- Your instructions: Without including any pictures, write out the data below exactly.

Task material START

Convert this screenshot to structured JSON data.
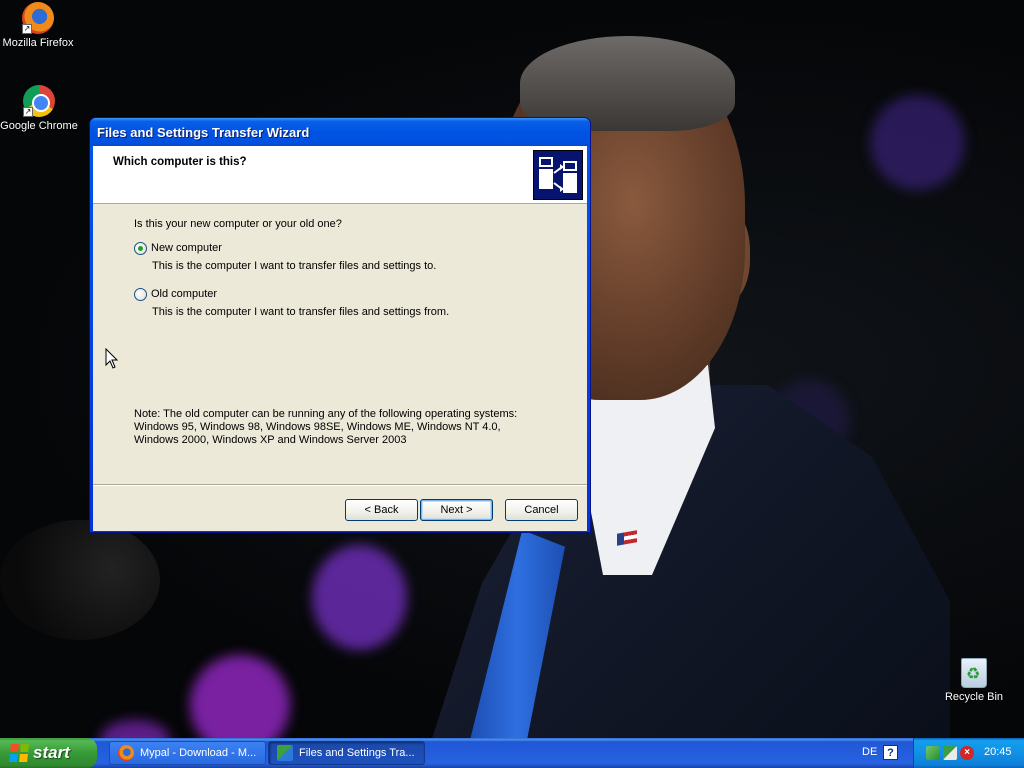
{
  "desktop": {
    "icons": [
      {
        "label": "Mozilla Firefox",
        "icon": "firefox-icon"
      },
      {
        "label": "Google Chrome",
        "icon": "chrome-icon"
      },
      {
        "label": "Recycle Bin",
        "icon": "recycle-bin-icon"
      }
    ]
  },
  "wizard": {
    "title": "Files and Settings Transfer Wizard",
    "heading": "Which computer is this?",
    "question": "Is this your new computer or your old one?",
    "options": [
      {
        "label": "New computer",
        "description": "This is the computer I want to transfer files and settings to.",
        "checked": true
      },
      {
        "label": "Old computer",
        "description": "This is the computer I want to transfer files and settings from.",
        "checked": false
      }
    ],
    "note_line1": "Note: The old computer can be running any of the following operating systems:",
    "note_line2": "Windows 95, Windows 98, Windows 98SE, Windows ME, Windows NT 4.0,",
    "note_line3": "Windows 2000, Windows XP and Windows Server 2003",
    "buttons": {
      "back": "< Back",
      "next": "Next >",
      "cancel": "Cancel"
    }
  },
  "taskbar": {
    "start_label": "start",
    "tasks": [
      {
        "label": "Mypal - Download - M...",
        "icon": "mypal-icon",
        "active": false
      },
      {
        "label": "Files and Settings Tra...",
        "icon": "transfer-wizard-icon",
        "active": true
      }
    ],
    "language": "DE",
    "help_glyph": "?",
    "clock": "20:45"
  },
  "colors": {
    "titlebar_blue": "#0054e3",
    "dialog_face": "#ece9d8",
    "start_green": "#379a37",
    "taskbar_blue": "#2663e0"
  }
}
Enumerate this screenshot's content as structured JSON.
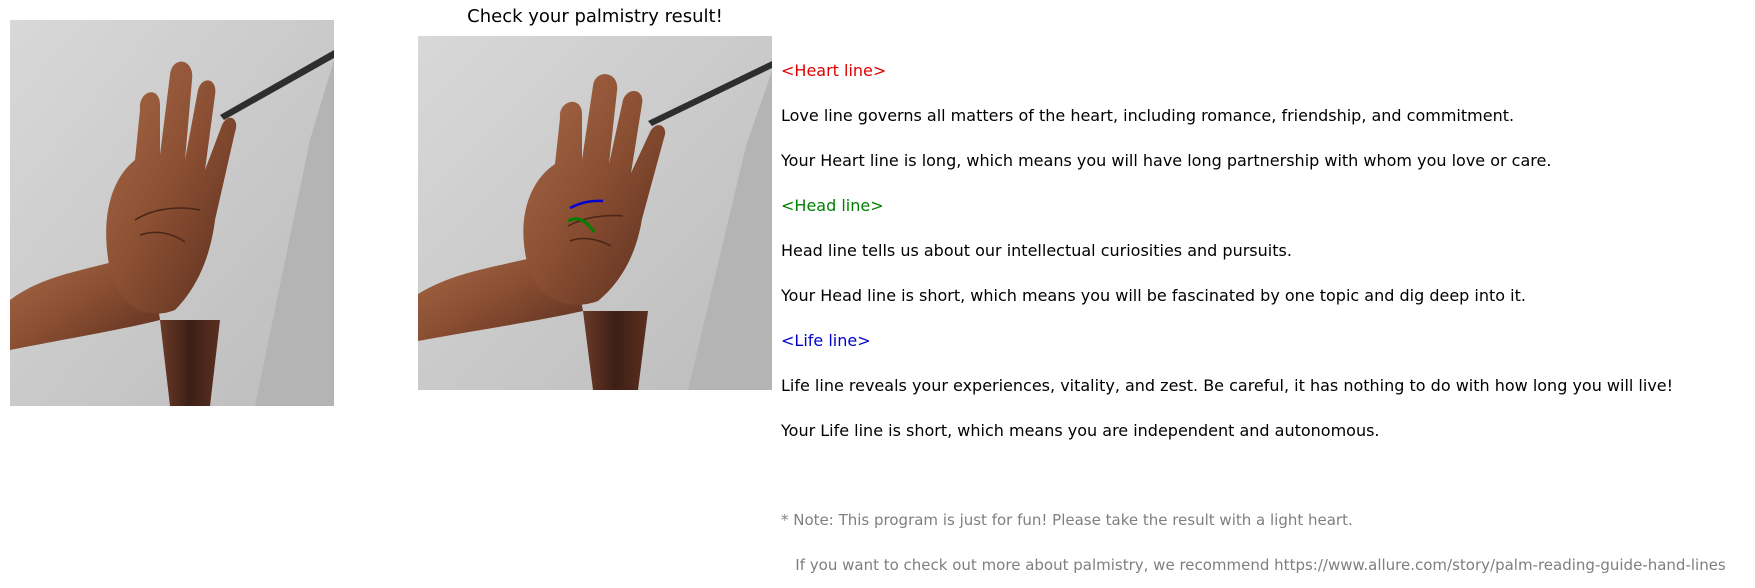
{
  "title": "Check your palmistry result!",
  "colors": {
    "heart": "#e00000",
    "head": "#008000",
    "life": "#0000d0",
    "note": "#7f7f7f",
    "text": "#000000"
  },
  "images": {
    "left": "original-hand-photo",
    "right": "annotated-hand-photo"
  },
  "sections": [
    {
      "heading": "<Heart line>",
      "lines": [
        "Love line governs all matters of the heart, including romance, friendship, and commitment.",
        "Your Heart line is long, which means you will have long partnership with whom you love or care."
      ]
    },
    {
      "heading": "<Head line>",
      "lines": [
        "Head line tells us about our intellectual curiosities and pursuits.",
        "Your Head line is short, which means you will be fascinated by one topic and dig deep into it."
      ]
    },
    {
      "heading": "<Life line>",
      "lines": [
        "Life line reveals your experiences, vitality, and zest. Be careful, it has nothing to do with how long you will live!",
        "Your Life line is short, which means you are independent and autonomous."
      ]
    }
  ],
  "note": {
    "line1": "* Note: This program is just for fun! Please take the result with a light heart.",
    "line2": "   If you want to check out more about palmistry, we recommend https://www.allure.com/story/palm-reading-guide-hand-lines"
  }
}
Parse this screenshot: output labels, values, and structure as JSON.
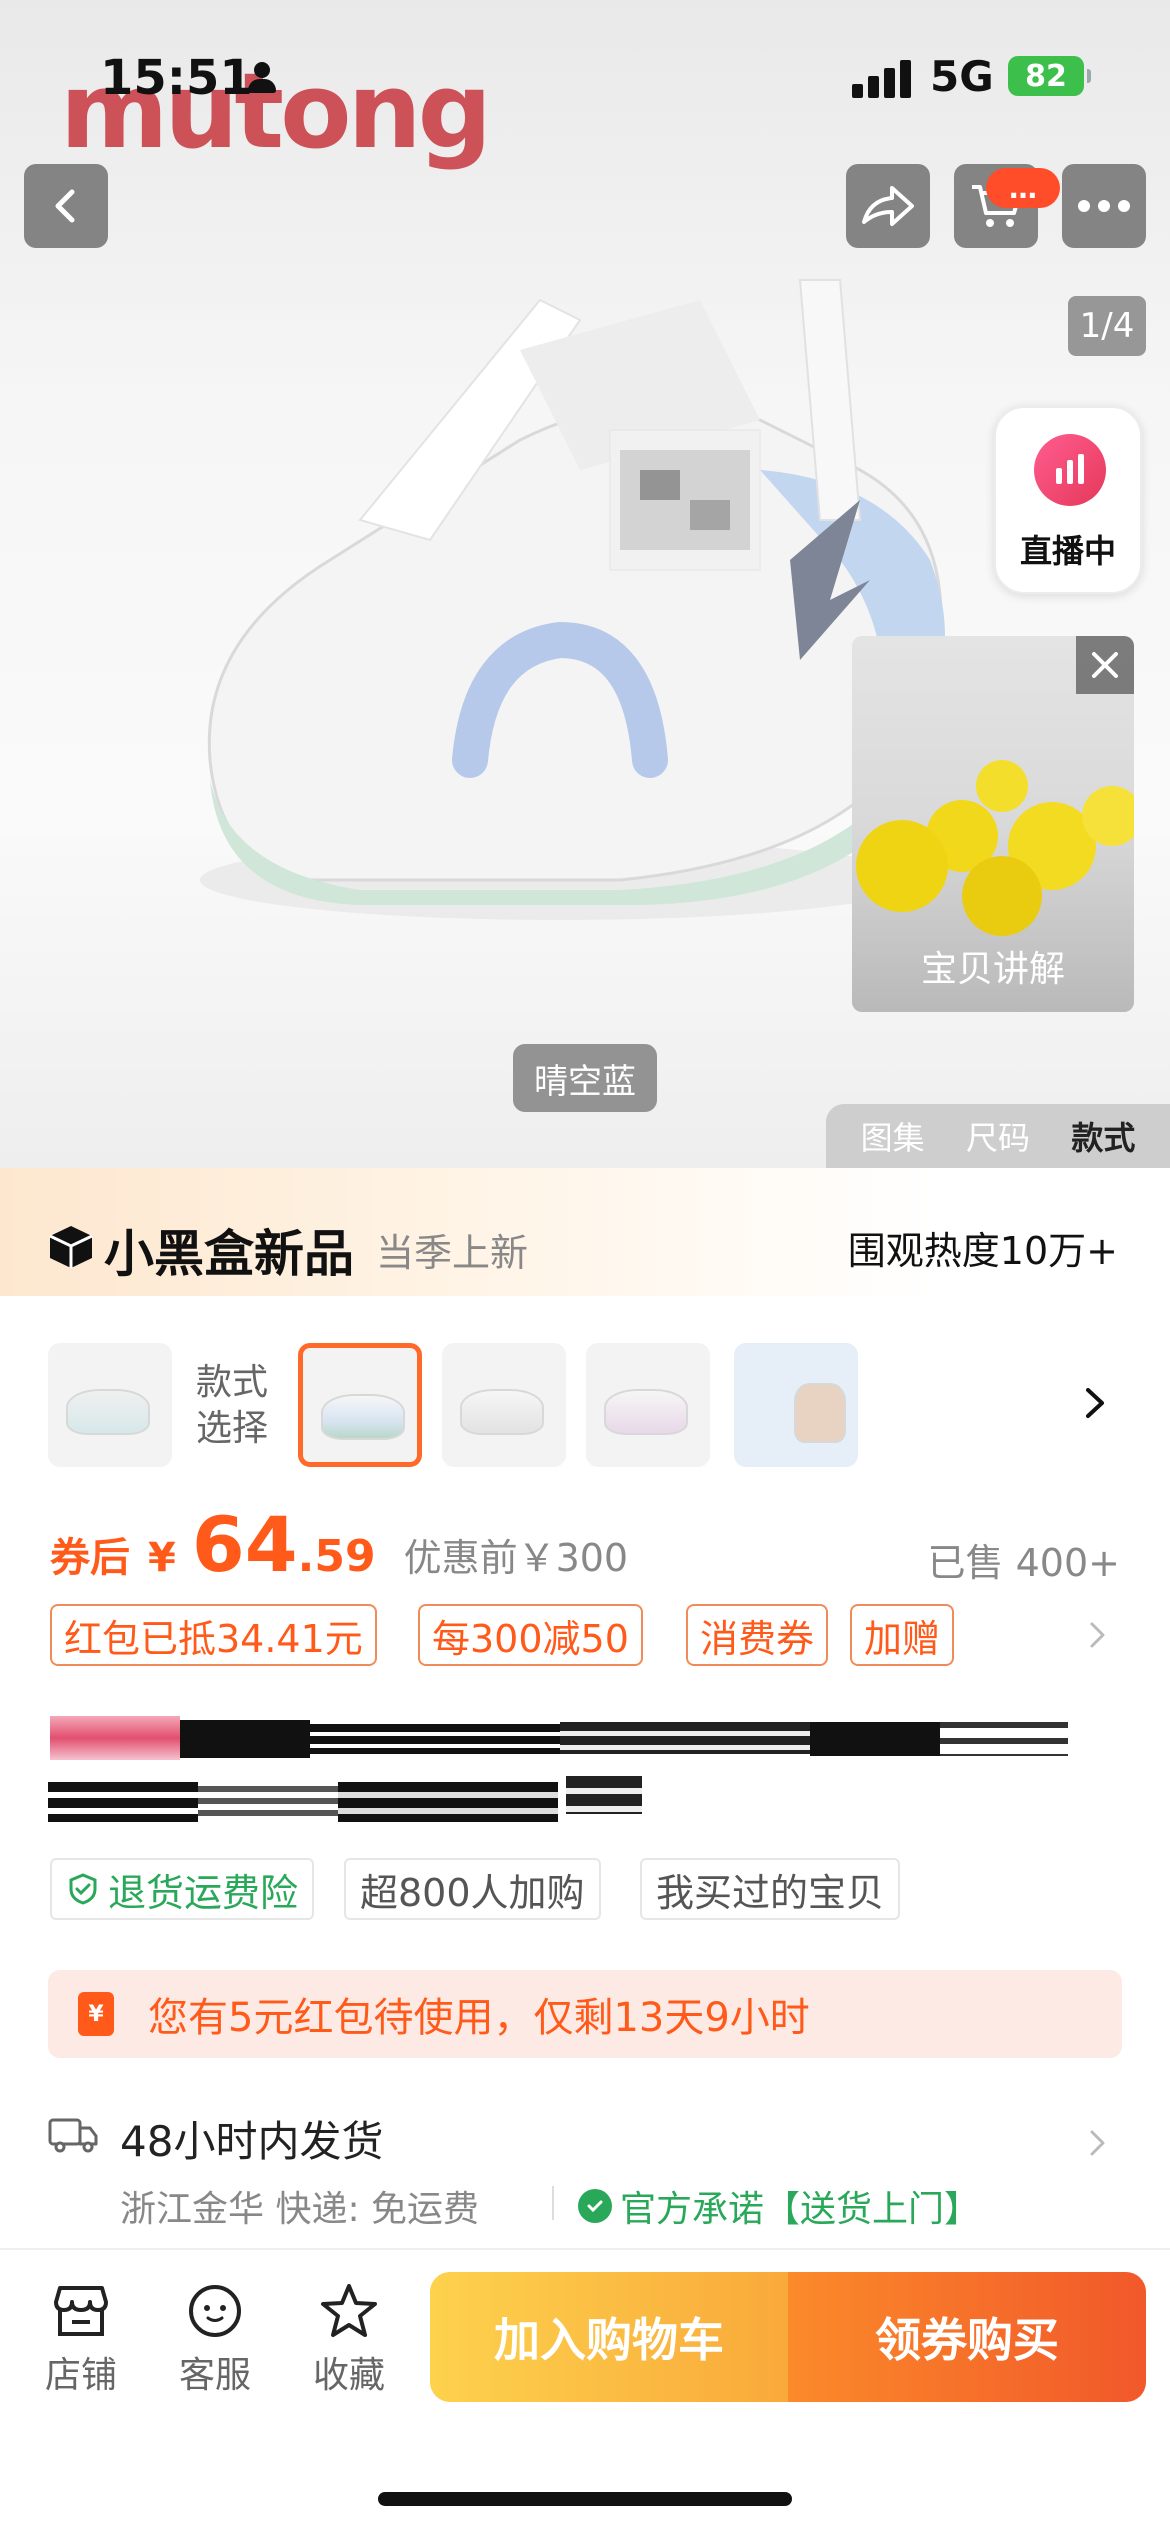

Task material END

- Problem solution:
Convert this screenshot to structured JSON data.
{
  "desktop": {
    "icons": [
      {
        "label": "Mozilla Firefox",
        "icon": "firefox-icon"
      },
      {
        "label": "Google Chrome",
        "icon": "chrome-icon"
      },
      {
        "label": "Recycle Bin",
        "icon": "recycle-bin-icon"
      }
    ]
  },
  "wizard": {
    "title": "Files and Settings Transfer Wizard",
    "heading": "Which computer is this?",
    "question": "Is this your new computer or your old one?",
    "options": [
      {
        "label": "New computer",
        "description": "This is the computer I want to transfer files and settings to.",
        "checked": true
      },
      {
        "label": "Old computer",
        "description": "This is the computer I want to transfer files and settings from.",
        "checked": false
      }
    ],
    "note_line1": "Note: The old computer can be running any of the following operating systems:",
    "note_line2": "Windows 95, Windows 98, Windows 98SE, Windows ME, Windows NT 4.0,",
    "note_line3": "Windows 2000, Windows XP and Windows Server 2003",
    "buttons": {
      "back": "< Back",
      "next": "Next >",
      "cancel": "Cancel"
    }
  },
  "taskbar": {
    "start_label": "start",
    "tasks": [
      {
        "label": "Mypal - Download - M...",
        "icon": "mypal-icon",
        "active": false
      },
      {
        "label": "Files and Settings Tra...",
        "icon": "transfer-wizard-icon",
        "active": true
      }
    ],
    "language": "DE",
    "help_glyph": "?",
    "clock": "20:45"
  },
  "colors": {
    "titlebar_blue": "#0054e3",
    "dialog_face": "#ece9d8",
    "start_green": "#379a37",
    "taskbar_blue": "#2663e0"
  }
}
Enumerate this screenshot's content as structured JSON.
{
  "title": "Check your palmistry result!",
  "colors": {
    "heart": "#e00000",
    "head": "#008000",
    "life": "#0000d0",
    "note": "#7f7f7f",
    "text": "#000000"
  },
  "images": {
    "left": "original-hand-photo",
    "right": "annotated-hand-photo"
  },
  "sections": [
    {
      "heading": "<Heart line>",
      "lines": [
        "Love line governs all matters of the heart, including romance, friendship, and commitment.",
        "Your Heart line is long, which means you will have long partnership with whom you love or care."
      ]
    },
    {
      "heading": "<Head line>",
      "lines": [
        "Head line tells us about our intellectual curiosities and pursuits.",
        "Your Head line is short, which means you will be fascinated by one topic and dig deep into it."
      ]
    },
    {
      "heading": "<Life line>",
      "lines": [
        "Life line reveals your experiences, vitality, and zest. Be careful, it has nothing to do with how long you will live!",
        "Your Life line is short, which means you are independent and autonomous."
      ]
    }
  ],
  "note": {
    "line1": "* Note: This program is just for fun! Please take the result with a light heart.",
    "line2": "   If you want to check out more about palmistry, we recommend https://www.allure.com/story/palm-reading-guide-hand-lines"
  }
}
Parse this screenshot: output labels, values, and structure as JSON.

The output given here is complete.